--- START ---
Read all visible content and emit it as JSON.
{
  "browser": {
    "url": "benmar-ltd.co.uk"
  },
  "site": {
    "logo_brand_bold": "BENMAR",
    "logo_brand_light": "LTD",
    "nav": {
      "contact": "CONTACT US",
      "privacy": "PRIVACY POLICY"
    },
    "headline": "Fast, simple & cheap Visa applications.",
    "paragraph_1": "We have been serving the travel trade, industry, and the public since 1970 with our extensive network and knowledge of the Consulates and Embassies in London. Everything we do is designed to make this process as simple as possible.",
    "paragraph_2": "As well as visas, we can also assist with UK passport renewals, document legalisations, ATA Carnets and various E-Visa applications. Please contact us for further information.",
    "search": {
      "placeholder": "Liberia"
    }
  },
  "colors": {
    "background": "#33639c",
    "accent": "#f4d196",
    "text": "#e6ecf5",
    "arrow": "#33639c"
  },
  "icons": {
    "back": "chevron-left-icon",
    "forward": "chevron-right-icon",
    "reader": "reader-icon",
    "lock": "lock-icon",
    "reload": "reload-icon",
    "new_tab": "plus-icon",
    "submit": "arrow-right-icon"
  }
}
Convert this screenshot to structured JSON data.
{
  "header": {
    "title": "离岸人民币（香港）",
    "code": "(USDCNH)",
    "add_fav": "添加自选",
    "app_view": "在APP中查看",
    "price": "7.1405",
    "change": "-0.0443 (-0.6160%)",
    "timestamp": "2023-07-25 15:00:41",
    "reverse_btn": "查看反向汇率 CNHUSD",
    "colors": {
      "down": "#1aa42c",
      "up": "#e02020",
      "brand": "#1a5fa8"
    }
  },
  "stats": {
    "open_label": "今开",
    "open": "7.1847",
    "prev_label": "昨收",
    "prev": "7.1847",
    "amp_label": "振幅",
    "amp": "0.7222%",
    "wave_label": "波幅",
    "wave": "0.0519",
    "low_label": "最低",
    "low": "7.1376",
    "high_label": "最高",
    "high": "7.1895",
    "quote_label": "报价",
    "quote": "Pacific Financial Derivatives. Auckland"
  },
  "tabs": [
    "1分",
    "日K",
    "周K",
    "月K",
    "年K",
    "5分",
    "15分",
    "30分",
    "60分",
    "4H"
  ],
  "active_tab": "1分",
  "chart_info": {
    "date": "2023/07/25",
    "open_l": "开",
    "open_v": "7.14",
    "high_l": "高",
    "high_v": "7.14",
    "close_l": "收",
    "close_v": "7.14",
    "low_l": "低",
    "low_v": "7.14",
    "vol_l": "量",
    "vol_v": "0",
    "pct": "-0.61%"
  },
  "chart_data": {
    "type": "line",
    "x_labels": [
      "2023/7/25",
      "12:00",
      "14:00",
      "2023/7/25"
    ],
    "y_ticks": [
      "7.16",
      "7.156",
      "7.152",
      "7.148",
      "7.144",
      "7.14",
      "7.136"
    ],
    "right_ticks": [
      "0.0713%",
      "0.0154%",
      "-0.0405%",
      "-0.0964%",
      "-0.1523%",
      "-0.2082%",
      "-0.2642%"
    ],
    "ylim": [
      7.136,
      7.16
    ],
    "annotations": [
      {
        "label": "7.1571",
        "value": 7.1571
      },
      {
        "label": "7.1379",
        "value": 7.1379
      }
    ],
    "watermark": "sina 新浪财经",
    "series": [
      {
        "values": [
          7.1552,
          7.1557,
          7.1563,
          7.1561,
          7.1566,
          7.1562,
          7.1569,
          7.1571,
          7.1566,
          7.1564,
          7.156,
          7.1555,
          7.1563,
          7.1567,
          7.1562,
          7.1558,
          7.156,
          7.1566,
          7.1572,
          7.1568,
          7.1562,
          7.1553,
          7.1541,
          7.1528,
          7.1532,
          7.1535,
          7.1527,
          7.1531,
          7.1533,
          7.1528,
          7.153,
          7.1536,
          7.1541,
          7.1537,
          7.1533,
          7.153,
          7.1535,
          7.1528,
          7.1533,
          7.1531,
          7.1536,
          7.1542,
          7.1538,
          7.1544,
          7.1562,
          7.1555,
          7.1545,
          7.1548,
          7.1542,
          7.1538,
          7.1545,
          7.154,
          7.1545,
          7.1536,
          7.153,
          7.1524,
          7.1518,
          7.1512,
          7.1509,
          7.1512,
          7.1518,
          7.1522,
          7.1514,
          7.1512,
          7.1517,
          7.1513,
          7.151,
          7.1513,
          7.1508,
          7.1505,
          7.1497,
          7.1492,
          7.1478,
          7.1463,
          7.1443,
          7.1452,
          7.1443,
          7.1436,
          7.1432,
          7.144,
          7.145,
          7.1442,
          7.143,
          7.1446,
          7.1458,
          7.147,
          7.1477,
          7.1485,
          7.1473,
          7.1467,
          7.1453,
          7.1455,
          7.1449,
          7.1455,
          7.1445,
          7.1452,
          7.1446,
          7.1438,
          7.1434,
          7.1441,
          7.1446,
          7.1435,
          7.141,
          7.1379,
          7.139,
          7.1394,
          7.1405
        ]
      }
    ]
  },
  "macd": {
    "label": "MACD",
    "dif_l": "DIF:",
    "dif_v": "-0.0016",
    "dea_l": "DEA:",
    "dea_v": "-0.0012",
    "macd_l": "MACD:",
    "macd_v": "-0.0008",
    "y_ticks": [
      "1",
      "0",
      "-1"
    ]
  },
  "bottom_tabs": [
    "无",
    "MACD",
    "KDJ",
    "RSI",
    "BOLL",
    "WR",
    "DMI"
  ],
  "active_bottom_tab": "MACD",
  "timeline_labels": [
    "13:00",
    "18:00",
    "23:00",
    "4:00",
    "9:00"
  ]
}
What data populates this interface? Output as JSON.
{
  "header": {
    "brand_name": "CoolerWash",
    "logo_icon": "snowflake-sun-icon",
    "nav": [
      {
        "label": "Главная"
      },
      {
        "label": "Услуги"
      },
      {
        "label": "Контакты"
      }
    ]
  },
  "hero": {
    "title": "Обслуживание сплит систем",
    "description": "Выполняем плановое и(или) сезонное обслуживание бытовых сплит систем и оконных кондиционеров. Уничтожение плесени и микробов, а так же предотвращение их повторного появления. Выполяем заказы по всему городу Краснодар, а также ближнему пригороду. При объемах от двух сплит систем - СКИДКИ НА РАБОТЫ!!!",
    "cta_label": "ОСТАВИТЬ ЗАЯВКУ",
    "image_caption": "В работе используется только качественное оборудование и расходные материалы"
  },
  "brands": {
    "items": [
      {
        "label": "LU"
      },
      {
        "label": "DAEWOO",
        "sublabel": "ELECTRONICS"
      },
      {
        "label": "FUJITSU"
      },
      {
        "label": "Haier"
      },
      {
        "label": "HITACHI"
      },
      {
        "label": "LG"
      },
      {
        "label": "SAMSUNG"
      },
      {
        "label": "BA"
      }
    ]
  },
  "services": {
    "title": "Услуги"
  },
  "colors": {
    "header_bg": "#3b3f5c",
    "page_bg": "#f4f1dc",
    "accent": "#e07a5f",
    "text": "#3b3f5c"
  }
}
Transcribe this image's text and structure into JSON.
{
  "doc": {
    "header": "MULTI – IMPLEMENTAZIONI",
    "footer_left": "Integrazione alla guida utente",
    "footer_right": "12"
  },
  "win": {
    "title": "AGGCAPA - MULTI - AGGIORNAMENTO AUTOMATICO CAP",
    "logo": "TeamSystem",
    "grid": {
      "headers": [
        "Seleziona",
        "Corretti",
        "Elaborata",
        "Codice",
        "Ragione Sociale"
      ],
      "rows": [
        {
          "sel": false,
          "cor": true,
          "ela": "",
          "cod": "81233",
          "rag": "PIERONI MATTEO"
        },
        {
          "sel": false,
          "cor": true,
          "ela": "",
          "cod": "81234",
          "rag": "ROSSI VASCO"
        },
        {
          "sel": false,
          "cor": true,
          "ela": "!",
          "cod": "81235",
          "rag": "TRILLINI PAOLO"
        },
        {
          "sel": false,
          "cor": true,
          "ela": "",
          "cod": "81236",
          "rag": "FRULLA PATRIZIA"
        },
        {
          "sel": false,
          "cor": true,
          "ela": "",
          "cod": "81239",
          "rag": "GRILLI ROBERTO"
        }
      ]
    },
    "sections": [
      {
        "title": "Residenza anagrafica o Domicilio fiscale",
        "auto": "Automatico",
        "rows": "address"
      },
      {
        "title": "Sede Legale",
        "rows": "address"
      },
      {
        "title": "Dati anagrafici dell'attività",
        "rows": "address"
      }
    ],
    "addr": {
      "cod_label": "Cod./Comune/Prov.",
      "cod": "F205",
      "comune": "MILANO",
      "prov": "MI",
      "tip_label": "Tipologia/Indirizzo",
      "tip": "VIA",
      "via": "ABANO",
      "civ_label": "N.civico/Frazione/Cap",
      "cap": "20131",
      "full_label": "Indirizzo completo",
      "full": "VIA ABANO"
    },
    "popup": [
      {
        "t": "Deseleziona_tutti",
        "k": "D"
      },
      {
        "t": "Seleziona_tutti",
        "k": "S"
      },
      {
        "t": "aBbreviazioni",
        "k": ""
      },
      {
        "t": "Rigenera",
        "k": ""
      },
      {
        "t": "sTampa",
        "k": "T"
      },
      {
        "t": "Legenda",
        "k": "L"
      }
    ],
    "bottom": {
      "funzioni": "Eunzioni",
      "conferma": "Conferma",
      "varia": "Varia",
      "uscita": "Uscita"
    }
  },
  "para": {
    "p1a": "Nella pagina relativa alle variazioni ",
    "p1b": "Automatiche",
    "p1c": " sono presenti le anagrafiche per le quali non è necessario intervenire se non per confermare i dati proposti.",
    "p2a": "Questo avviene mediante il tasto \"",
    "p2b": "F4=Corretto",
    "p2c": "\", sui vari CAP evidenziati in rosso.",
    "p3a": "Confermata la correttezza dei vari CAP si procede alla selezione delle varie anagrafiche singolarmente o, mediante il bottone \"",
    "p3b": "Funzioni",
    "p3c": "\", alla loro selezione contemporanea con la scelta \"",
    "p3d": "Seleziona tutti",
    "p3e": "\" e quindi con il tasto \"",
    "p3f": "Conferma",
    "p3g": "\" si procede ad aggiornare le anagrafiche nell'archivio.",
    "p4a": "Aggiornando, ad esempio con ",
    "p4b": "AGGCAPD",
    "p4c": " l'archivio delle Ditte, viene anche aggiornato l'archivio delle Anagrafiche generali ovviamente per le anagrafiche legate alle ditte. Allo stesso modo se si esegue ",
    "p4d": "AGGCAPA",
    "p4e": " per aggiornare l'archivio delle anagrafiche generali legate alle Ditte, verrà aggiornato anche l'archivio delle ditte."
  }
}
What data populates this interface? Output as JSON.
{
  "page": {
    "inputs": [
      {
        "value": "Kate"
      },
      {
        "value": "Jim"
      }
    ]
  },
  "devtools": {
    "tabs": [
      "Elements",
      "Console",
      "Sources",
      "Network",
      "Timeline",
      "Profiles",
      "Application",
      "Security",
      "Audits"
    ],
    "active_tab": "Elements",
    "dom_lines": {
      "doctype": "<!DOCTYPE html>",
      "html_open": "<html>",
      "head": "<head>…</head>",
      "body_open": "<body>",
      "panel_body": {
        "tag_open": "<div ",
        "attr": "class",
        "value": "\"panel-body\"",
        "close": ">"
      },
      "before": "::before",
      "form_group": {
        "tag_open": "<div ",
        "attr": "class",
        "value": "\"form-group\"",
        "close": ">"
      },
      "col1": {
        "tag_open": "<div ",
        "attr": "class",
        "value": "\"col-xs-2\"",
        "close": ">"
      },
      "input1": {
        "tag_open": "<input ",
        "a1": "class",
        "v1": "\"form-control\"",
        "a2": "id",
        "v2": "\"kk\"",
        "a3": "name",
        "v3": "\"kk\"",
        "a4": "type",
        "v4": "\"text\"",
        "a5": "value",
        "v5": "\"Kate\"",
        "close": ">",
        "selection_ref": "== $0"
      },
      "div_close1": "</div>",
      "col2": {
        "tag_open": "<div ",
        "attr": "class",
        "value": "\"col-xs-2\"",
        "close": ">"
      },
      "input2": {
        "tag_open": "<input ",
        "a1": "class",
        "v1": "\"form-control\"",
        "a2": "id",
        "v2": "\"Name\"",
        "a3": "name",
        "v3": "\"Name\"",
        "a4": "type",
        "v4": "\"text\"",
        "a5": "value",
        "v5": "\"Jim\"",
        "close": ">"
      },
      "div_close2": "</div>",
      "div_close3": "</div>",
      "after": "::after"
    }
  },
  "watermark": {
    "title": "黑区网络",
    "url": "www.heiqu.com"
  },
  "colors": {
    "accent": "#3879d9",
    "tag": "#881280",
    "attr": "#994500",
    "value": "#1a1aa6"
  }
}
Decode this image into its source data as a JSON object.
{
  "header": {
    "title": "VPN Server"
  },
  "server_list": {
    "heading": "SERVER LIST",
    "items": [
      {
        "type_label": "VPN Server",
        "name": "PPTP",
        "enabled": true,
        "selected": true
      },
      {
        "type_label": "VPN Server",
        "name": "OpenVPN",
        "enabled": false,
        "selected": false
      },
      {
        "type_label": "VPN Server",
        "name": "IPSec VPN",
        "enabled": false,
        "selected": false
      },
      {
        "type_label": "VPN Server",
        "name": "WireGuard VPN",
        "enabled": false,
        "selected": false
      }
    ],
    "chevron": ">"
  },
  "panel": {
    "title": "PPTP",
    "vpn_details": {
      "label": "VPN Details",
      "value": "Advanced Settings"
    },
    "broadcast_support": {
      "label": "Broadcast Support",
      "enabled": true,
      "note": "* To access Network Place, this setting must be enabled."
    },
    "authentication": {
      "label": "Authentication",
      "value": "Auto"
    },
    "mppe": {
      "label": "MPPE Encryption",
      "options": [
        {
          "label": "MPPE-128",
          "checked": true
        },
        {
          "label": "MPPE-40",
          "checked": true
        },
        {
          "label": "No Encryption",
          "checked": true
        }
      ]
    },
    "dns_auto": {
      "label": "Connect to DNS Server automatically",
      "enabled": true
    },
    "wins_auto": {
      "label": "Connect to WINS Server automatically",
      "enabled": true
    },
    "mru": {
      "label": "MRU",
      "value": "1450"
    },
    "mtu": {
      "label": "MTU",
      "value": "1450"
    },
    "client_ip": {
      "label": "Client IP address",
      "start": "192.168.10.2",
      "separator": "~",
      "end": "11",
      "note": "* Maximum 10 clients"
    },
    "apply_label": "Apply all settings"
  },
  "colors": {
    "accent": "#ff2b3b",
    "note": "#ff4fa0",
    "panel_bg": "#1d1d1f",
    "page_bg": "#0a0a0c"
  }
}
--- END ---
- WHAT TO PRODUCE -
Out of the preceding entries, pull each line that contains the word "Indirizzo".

- YOUR RESPONSE -
      "tip_label": "Tipologia/Indirizzo",
      "full_label": "Indirizzo completo",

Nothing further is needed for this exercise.